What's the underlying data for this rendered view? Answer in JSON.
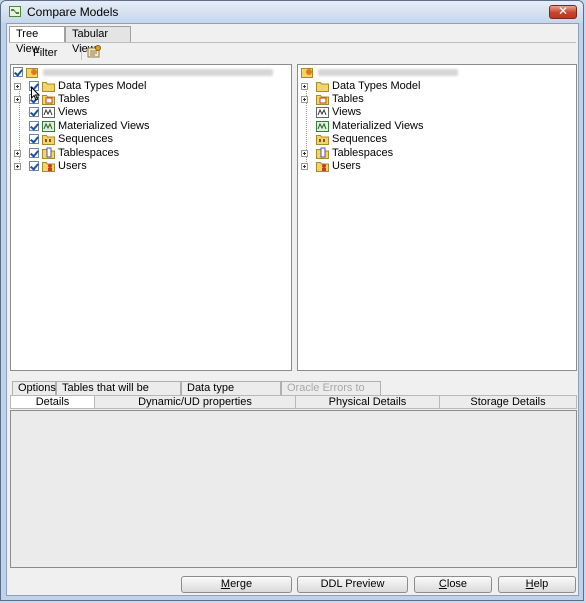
{
  "window": {
    "title": "Compare Models",
    "close_symbol": "✕"
  },
  "top_tabs": [
    {
      "label": "Tree View",
      "active": true
    },
    {
      "label": "Tabular View",
      "active": false
    }
  ],
  "toolbar": {
    "filter_label": "Filter",
    "filter_icon": "filter-settings-icon"
  },
  "left_tree": {
    "root_label_blurred": true,
    "items": [
      {
        "label": "Data Types Model",
        "icon": "folder-icon",
        "checked": true,
        "expandable": true
      },
      {
        "label": "Tables",
        "icon": "tables-icon",
        "checked": true,
        "expandable": true
      },
      {
        "label": "Views",
        "icon": "views-icon",
        "checked": true,
        "expandable": false
      },
      {
        "label": "Materialized Views",
        "icon": "materialized-views-icon",
        "checked": true,
        "expandable": false
      },
      {
        "label": "Sequences",
        "icon": "sequences-icon",
        "checked": true,
        "expandable": false
      },
      {
        "label": "Tablespaces",
        "icon": "tablespaces-icon",
        "checked": true,
        "expandable": true
      },
      {
        "label": "Users",
        "icon": "users-icon",
        "checked": true,
        "expandable": true
      }
    ]
  },
  "right_tree": {
    "root_label_blurred": true,
    "items": [
      {
        "label": "Data Types Model",
        "icon": "folder-icon",
        "expandable": true
      },
      {
        "label": "Tables",
        "icon": "tables-icon",
        "expandable": true
      },
      {
        "label": "Views",
        "icon": "views-icon",
        "expandable": false
      },
      {
        "label": "Materialized Views",
        "icon": "materialized-views-icon",
        "expandable": false
      },
      {
        "label": "Sequences",
        "icon": "sequences-icon",
        "expandable": false
      },
      {
        "label": "Tablespaces",
        "icon": "tablespaces-icon",
        "expandable": true
      },
      {
        "label": "Users",
        "icon": "users-icon",
        "expandable": true
      }
    ]
  },
  "option_tabs": [
    {
      "label": "Options",
      "disabled": false
    },
    {
      "label": "Tables that will be recreated",
      "disabled": false
    },
    {
      "label": "Data type conversion",
      "disabled": false
    },
    {
      "label": "Oracle Errors to Mask",
      "disabled": true
    }
  ],
  "detail_tabs": [
    {
      "label": "Details",
      "active": true
    },
    {
      "label": "Dynamic/UD properties",
      "active": false
    },
    {
      "label": "Physical Details",
      "active": false
    },
    {
      "label": "Storage Details",
      "active": false
    }
  ],
  "buttons": {
    "merge": {
      "before": "",
      "mnemonic": "M",
      "after": "erge"
    },
    "ddl_preview": {
      "label": "DDL Preview"
    },
    "close": {
      "before": "",
      "mnemonic": "C",
      "after": "lose"
    },
    "help": {
      "before": "",
      "mnemonic": "H",
      "after": "elp"
    }
  },
  "colors": {
    "window_frame": "#bfd2ea",
    "close_button": "#c7432c",
    "folder_yellow": "#f3d36b",
    "checkbox_border": "#6e87a8"
  }
}
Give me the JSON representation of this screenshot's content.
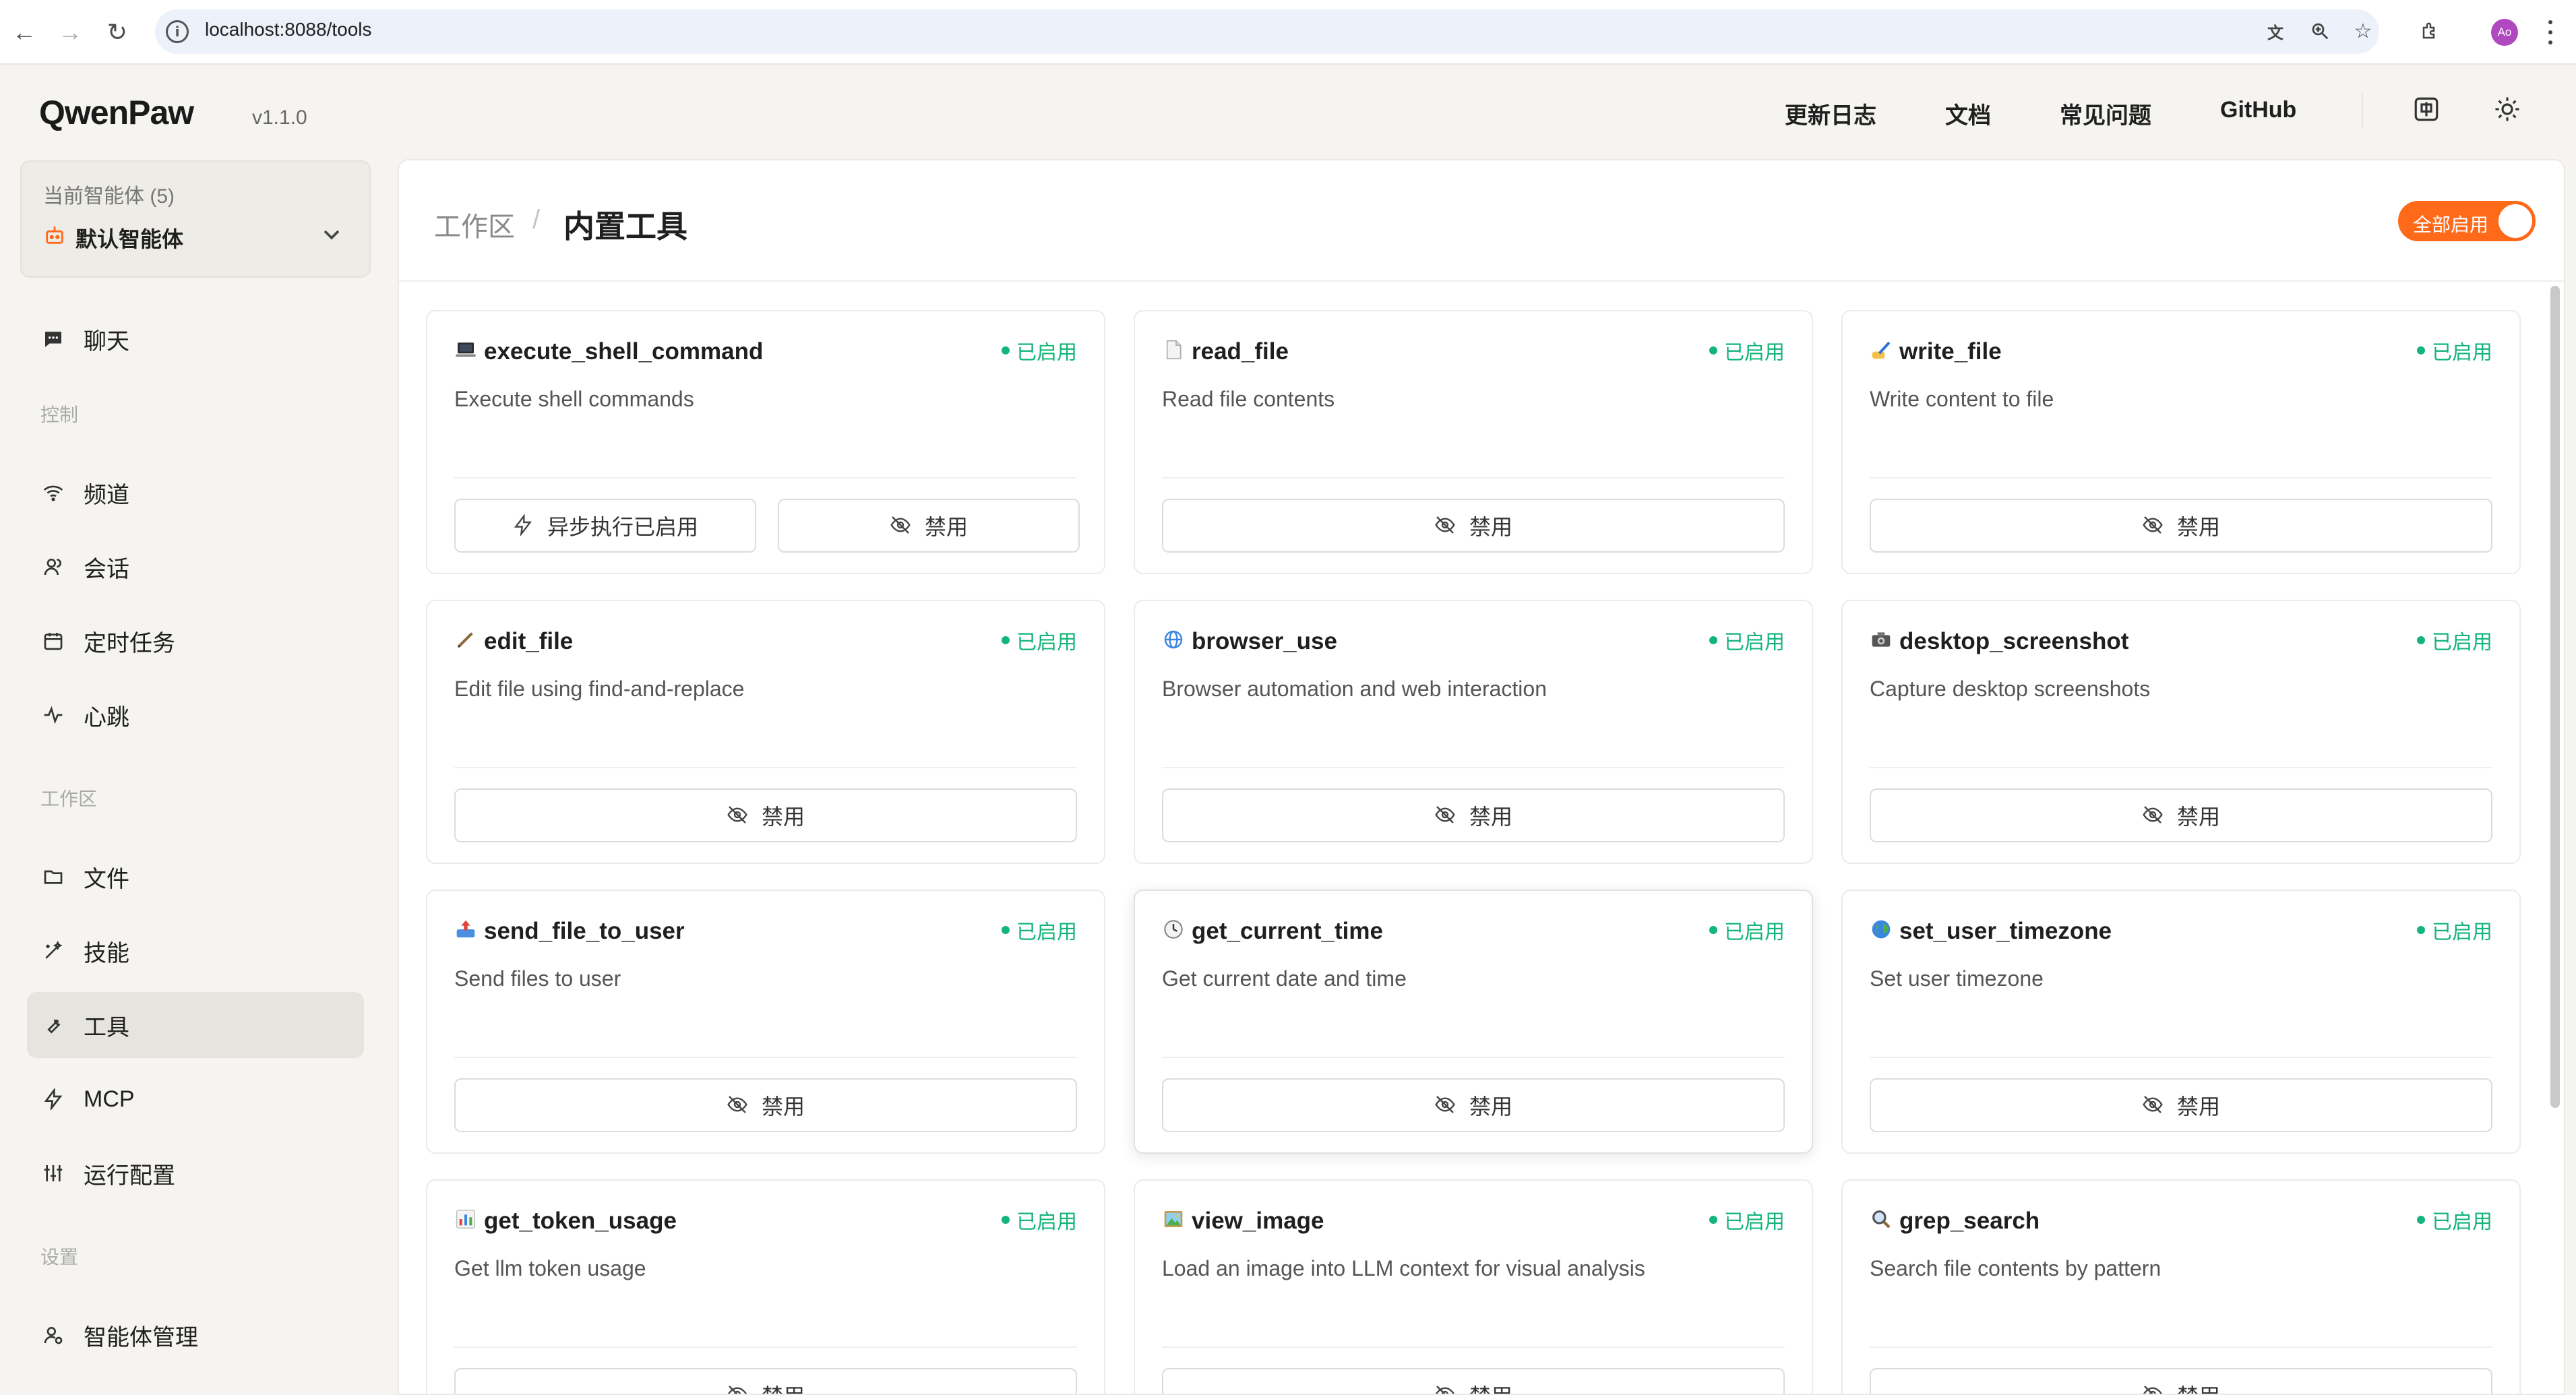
{
  "browser": {
    "url": "localhost:8088/tools",
    "avatar_initials": "Ao"
  },
  "app": {
    "logo": "QwenPaw",
    "version": "v1.1.0",
    "topnav": [
      "更新日志",
      "文档",
      "常见问题",
      "GitHub"
    ]
  },
  "agent": {
    "label": "当前智能体 (5)",
    "name": "默认智能体"
  },
  "sidebar": {
    "chat": "聊天",
    "section_control": "控制",
    "channel": "频道",
    "session": "会话",
    "cron": "定时任务",
    "heartbeat": "心跳",
    "section_workspace": "工作区",
    "files": "文件",
    "skills": "技能",
    "tools": "工具",
    "mcp": "MCP",
    "runtime": "运行配置",
    "section_settings": "设置",
    "agent_mgmt": "智能体管理"
  },
  "main": {
    "breadcrumb_root": "工作区",
    "breadcrumb_sep": "/",
    "title": "内置工具",
    "toggle_all_label": "全部启用",
    "toggle_all_on": true
  },
  "labels": {
    "enabled": "已启用",
    "disable": "禁用",
    "async_enabled": "异步执行已启用"
  },
  "colors": {
    "accent": "#ff6a1a",
    "status_green": "#14b47a"
  },
  "tools": [
    {
      "icon": "laptop-icon",
      "name": "execute_shell_command",
      "desc": "Execute shell commands"
    },
    {
      "icon": "page-icon",
      "name": "read_file",
      "desc": "Read file contents"
    },
    {
      "icon": "writing-hand-icon",
      "name": "write_file",
      "desc": "Write content to file"
    },
    {
      "icon": "pencil-icon",
      "name": "edit_file",
      "desc": "Edit file using find-and-replace"
    },
    {
      "icon": "globe-icon",
      "name": "browser_use",
      "desc": "Browser automation and web interaction"
    },
    {
      "icon": "camera-icon",
      "name": "desktop_screenshot",
      "desc": "Capture desktop screenshots"
    },
    {
      "icon": "outbox-icon",
      "name": "send_file_to_user",
      "desc": "Send files to user"
    },
    {
      "icon": "clock-icon",
      "name": "get_current_time",
      "desc": "Get current date and time"
    },
    {
      "icon": "earth-icon",
      "name": "set_user_timezone",
      "desc": "Set user timezone"
    },
    {
      "icon": "bar-chart-icon",
      "name": "get_token_usage",
      "desc": "Get llm token usage"
    },
    {
      "icon": "picture-icon",
      "name": "view_image",
      "desc": "Load an image into LLM context for visual analysis"
    },
    {
      "icon": "magnifier-icon",
      "name": "grep_search",
      "desc": "Search file contents by pattern"
    }
  ]
}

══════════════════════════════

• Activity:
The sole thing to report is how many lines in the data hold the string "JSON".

• Result of the exercise:
2